To avoid this difficulty, simulations are run which enable a more controlled comparison between the three turbine scaling approaches. The simulations show very similar results for each case. This would suggest that matching mean thrust may be sufficient for loads prediction in basin testing. However, this is based on using a blade element momentum theory model, which has limited ability to represent aerodynamic damping. More work is needed to confirm the results using higher-fidelity models or carefully matched experiments.
When it comes to small-scale design validation of floating wind turbines, a range of options exists for how the wind turbine behaviour is represented. No single approach is clearly superior because compromises are involved in all cases. As reviewed by Muller et al. (2014), there is a fundamental scaling problem between the aerodynamics and hydrodynamics, so any solution method involves departures from a perfectly scaled experiment.
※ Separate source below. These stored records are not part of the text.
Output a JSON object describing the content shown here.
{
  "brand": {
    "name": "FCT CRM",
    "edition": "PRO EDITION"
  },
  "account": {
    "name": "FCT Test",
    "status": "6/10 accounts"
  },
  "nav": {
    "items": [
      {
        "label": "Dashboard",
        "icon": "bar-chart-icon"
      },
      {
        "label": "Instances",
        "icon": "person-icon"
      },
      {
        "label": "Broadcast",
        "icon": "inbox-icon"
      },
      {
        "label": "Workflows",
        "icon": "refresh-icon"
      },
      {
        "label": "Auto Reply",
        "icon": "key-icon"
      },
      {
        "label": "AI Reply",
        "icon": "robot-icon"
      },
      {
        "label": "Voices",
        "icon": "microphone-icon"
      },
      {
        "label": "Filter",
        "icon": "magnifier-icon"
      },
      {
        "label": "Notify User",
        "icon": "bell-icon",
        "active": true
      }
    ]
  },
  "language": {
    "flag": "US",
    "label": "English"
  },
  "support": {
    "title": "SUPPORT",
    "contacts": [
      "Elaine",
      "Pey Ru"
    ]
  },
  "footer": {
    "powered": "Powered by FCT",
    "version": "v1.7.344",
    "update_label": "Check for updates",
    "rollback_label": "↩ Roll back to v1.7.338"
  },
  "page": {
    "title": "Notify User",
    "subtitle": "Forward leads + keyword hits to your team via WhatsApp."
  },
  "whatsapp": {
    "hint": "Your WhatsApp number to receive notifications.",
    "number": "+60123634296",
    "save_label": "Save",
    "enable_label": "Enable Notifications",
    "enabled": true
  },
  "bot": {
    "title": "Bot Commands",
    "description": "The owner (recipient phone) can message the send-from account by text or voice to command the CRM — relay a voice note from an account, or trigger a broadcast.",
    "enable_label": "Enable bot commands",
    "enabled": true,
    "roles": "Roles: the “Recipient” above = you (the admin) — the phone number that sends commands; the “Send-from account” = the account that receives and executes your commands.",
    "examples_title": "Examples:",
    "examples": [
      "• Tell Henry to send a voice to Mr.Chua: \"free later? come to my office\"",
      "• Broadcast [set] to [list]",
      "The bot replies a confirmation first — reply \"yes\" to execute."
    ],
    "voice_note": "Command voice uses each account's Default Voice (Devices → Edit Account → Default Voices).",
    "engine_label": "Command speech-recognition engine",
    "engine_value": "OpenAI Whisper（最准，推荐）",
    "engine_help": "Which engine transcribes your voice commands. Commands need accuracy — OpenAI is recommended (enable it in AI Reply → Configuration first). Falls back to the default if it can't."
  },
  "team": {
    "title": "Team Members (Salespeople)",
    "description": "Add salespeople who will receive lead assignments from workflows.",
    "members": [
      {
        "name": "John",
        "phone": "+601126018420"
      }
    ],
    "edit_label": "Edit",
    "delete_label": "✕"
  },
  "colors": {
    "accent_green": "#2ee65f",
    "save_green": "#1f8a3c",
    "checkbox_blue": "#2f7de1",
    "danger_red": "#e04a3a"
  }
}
The first wave basin tests that resolved the individual rotor blade aerodynamics used a geometrically scaled wind turbine rotor under Froude- scaled winds created by an above-basin wind nozzle (Goupee et al., 2014). These tests encountered significant changes to the aerodynamics caused by the lowered Reynolds number. As detailed by Martin (2011), viscous effects are increasingly important to wind turbine aerodynamics in Froude-scaled testing scenarios, causing severe performance reductions in geometrically scaled turbine models.